If you don’t mind sticking to black scribbles in your notebooks, the starter version of Inkflow is a rather nice option. But if you want to make your notebooks colorful, you’ll need Inkflow Plus ($10). It adds a color palette, paint brushes, and custom paper backgrounds, among other features.
Another point worth mentioning is that notebooks have a cap of 20 pages each in the free version. But you don’t have to worry about running out of notebooks—you can create as many as you like!
Download: Inkflow Visual Notebook (Free, premium version available)
— Ian-Simeon David (@IanDaves) April 11, 2018
You’ll find a handful of robust paid apps that allow you to take notes and annotate PDFs on your iPad with a stylus. We’ve chosen Notability for the glowing reviews it receives everywhere on the web. That it’s designed to work with the Apple Pencil is a big point in its favor.
What kind of maneuvering can you do with Notability? For starters, you can write, type, annotate, and most importantly, draw. This drawing includes creating precise and free-form shapes, move objects around, add color, and more.
Need the option to import content, convert handwriting to text, and backup/share to cloud services? The app can do all three. It’s also handy that the app allows you to work on two notes side-by-side and search for handwritten notes.
Notability is versatile, which implies an abundance of features. Don’t let them overwhelm you. Explore them one by one and you should soon have the hang of them. Scan the default notebook that outlines all the app’s features in case you need a little help.
If you don’t mind paying for one of these digital handwriting apps, you should consider these three Notability alternatives as well:
Download: Notability ($10)
Apple’s Pages app might seem like the odd one out in this mix because note-taking is not its primary function. Apple Notes is made for that.
But since Pages comes bundled with good text and drawing tools, there’s no reason why you can’t use it for note-taking. On the smaller screen of an iPhone, it probably makes more sense to use Pages for casual note-taking than for word processing. Typing up documents is better done on an iPad (or a Mac).
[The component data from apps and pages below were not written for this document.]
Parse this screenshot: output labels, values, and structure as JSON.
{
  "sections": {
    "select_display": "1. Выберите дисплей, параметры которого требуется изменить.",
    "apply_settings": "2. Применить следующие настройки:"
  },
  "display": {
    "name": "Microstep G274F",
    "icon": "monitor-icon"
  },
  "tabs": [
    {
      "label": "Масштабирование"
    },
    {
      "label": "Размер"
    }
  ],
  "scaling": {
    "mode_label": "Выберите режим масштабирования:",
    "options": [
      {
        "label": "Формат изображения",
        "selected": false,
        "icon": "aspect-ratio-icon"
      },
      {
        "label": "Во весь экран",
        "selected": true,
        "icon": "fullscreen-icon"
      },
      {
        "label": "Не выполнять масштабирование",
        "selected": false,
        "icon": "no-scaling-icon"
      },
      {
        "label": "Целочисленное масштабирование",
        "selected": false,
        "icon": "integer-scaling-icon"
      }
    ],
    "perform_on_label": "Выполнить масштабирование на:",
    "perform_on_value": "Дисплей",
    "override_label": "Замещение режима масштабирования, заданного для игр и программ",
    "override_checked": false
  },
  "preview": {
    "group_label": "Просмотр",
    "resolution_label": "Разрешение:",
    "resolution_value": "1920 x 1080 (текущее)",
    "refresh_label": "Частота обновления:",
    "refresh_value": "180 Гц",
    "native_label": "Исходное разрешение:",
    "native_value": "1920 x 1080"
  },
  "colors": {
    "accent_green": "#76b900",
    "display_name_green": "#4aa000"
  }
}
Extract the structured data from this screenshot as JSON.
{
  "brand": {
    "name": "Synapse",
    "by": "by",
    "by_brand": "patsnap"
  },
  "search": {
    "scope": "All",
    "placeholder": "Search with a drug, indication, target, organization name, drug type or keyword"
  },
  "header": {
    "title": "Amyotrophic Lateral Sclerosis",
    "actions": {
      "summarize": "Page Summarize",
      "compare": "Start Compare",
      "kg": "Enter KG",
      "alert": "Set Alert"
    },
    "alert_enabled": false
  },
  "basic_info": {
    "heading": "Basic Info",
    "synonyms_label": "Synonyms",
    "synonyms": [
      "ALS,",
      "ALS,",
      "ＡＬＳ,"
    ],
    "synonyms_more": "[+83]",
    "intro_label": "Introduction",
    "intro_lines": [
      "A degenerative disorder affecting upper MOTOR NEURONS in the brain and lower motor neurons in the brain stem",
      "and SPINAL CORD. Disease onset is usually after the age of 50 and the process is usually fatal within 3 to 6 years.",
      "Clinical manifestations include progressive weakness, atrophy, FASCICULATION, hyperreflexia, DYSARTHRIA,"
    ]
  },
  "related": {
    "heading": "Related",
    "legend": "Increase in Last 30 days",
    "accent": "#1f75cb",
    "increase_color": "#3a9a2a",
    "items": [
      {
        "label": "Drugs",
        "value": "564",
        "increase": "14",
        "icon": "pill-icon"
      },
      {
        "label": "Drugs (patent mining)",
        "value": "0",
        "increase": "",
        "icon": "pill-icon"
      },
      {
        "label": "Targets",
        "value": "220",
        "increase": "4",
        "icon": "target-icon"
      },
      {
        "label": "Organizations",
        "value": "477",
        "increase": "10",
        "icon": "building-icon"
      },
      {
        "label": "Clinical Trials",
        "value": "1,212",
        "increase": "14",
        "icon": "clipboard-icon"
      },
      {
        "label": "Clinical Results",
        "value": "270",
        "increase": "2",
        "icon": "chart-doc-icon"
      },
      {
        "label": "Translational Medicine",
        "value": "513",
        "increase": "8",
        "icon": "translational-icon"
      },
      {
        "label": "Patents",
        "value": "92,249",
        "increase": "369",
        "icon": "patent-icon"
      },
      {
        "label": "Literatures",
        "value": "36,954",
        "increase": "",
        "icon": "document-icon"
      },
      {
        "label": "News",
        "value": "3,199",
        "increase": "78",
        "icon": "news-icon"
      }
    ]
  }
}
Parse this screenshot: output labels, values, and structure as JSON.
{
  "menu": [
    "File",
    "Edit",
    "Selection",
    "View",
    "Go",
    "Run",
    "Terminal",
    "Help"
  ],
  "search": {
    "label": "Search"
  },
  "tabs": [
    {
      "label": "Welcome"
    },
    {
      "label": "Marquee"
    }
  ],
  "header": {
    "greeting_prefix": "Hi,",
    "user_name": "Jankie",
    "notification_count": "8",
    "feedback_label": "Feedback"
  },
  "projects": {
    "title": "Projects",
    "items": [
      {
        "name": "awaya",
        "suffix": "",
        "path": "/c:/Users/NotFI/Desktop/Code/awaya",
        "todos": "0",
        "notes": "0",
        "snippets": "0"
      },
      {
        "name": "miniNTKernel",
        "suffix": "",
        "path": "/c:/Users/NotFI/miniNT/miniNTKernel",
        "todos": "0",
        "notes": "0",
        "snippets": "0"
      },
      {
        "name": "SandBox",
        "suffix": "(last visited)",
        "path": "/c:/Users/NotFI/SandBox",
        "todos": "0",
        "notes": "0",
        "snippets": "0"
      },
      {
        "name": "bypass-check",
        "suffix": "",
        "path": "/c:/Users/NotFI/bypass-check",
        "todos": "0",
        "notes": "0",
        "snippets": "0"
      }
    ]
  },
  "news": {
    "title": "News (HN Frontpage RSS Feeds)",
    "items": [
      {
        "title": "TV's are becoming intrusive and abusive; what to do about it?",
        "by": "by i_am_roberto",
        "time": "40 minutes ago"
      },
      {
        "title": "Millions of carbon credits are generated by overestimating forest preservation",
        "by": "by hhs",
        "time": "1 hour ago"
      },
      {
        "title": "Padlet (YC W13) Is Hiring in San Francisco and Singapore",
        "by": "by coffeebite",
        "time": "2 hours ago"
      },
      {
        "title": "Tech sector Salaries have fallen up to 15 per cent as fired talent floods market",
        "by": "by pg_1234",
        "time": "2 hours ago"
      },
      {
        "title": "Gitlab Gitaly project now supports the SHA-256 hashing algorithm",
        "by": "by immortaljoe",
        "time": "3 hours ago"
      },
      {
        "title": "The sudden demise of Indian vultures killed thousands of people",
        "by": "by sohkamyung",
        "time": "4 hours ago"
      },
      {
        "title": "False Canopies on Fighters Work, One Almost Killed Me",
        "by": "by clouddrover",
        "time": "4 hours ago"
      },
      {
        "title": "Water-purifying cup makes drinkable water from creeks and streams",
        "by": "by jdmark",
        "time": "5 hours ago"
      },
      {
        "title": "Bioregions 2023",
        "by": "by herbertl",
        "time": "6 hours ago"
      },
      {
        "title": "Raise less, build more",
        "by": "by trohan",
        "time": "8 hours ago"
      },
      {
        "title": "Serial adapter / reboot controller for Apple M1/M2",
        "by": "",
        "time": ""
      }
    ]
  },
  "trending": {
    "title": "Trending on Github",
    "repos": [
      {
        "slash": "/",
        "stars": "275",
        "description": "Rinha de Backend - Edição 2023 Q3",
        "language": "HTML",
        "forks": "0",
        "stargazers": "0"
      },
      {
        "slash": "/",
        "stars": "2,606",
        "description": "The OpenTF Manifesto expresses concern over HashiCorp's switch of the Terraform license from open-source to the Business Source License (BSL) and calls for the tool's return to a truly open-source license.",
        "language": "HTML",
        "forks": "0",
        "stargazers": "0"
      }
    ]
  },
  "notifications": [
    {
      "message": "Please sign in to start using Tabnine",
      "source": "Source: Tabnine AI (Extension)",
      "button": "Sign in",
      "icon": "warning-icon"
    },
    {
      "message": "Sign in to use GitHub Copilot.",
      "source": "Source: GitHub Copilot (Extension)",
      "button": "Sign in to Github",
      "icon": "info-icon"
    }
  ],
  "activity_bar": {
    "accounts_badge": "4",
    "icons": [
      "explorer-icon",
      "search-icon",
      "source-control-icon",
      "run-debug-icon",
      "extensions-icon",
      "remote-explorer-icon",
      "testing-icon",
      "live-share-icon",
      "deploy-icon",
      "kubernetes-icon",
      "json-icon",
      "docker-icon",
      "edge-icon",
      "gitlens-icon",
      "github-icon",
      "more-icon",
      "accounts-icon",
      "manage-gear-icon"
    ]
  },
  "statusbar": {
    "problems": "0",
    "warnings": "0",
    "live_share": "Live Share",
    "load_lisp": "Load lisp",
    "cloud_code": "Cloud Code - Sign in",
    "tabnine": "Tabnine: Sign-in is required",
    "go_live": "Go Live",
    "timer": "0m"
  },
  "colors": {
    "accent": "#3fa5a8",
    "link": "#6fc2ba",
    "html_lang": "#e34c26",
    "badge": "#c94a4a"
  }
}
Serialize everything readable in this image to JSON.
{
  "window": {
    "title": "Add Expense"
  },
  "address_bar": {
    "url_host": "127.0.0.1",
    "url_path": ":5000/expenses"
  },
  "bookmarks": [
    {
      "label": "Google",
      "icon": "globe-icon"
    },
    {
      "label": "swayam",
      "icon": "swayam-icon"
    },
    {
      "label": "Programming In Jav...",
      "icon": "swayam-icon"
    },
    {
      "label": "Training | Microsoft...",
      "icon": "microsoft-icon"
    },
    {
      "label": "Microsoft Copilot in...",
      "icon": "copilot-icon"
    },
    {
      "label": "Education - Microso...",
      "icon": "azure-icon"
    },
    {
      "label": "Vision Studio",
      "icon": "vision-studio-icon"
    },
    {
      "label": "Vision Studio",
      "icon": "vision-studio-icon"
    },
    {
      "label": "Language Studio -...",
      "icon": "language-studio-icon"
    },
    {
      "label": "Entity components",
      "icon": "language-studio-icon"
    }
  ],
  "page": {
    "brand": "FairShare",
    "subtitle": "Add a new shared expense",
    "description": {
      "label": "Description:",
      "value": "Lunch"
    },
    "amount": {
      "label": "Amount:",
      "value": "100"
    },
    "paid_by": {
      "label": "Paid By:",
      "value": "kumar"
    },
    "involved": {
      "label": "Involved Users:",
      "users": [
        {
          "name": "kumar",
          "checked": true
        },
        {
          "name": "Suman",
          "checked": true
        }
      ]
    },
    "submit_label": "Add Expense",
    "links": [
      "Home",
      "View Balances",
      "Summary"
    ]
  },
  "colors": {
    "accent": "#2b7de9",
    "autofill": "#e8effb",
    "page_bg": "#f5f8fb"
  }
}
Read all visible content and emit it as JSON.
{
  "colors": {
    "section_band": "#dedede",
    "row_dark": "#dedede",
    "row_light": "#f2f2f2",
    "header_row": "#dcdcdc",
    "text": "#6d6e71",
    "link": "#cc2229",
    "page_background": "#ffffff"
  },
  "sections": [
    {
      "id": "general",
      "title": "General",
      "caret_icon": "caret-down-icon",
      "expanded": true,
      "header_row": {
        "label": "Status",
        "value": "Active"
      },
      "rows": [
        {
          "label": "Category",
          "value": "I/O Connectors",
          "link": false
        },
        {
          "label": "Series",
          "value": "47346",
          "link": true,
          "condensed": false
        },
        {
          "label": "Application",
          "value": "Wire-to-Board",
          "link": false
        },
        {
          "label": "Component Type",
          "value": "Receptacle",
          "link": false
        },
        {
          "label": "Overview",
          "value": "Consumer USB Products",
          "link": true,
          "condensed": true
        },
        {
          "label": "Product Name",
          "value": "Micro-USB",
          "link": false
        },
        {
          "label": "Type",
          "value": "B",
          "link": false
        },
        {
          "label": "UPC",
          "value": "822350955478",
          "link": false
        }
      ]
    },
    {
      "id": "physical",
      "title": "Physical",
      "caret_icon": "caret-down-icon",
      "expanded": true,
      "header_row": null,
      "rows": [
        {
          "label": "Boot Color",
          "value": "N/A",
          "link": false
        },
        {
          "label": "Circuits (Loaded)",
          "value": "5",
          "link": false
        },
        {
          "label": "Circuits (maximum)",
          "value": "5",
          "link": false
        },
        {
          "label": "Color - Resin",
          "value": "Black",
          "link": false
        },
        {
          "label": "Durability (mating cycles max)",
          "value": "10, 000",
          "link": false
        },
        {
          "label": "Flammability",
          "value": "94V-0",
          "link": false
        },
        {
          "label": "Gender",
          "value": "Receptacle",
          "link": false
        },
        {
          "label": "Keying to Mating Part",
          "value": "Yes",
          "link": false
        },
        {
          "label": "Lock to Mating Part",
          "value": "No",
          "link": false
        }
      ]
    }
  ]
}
Like the other apps in this list, Pages allows you to type, sketch, import/export data, share notes, and annotate PDFs. You can also add shapes, audio, equations, charts, and tables.
To test out the drawing tools, first create a new Pages document and tap the Plus button in the toolbar. Next, switch to the last tab (Media) and tap on Drawing. You’ll then see a blank canvas within your document and a lineup of drawing tools at the bottom. Feel free to play around with them.
5. Bamboo Paper
This free, iPad-only app has been around for a while. It comes from Wacom, the Bamboo stylus maker. You don’t need one of Wacom’s proprietary styluses to use the app, but it does promise a better handwriting experience within the app.
Bamboo Paper assures precision in your drawings and comes with a handful of brushes to add nuance to your sketches. It could well turn out to be your go-to sketching tool if you’re a creative.
As you would expect from any decent handwriting app, you have options to add text and photos to your notes. You can also export your notes to cloud services and social networking sites.
If you often jump between platforms, you’ll find Bamboo Paper on Android and Windows tablets as well. Don’t worry about losing the ability to edit or quality of your sketches when you move between platforms—you won’t.
Since your notes automatically get backed up to Inkspace, Wacom’s cloud backup service, you can go right ahead and focus on the note-taking part.
Also keep an eye out for the Bamboo Note app that’s set to launch.
Download: Bamboo Paper (Free, premium version available)
Take Note With Your iPhone
There’s a perfect digital handwriting app out there for you. List your personal must-have features before you go looking for it. The roundup above is a good place as any to begin your search.
And to complement your notes, make sure you also use iPhone reminders efficiently.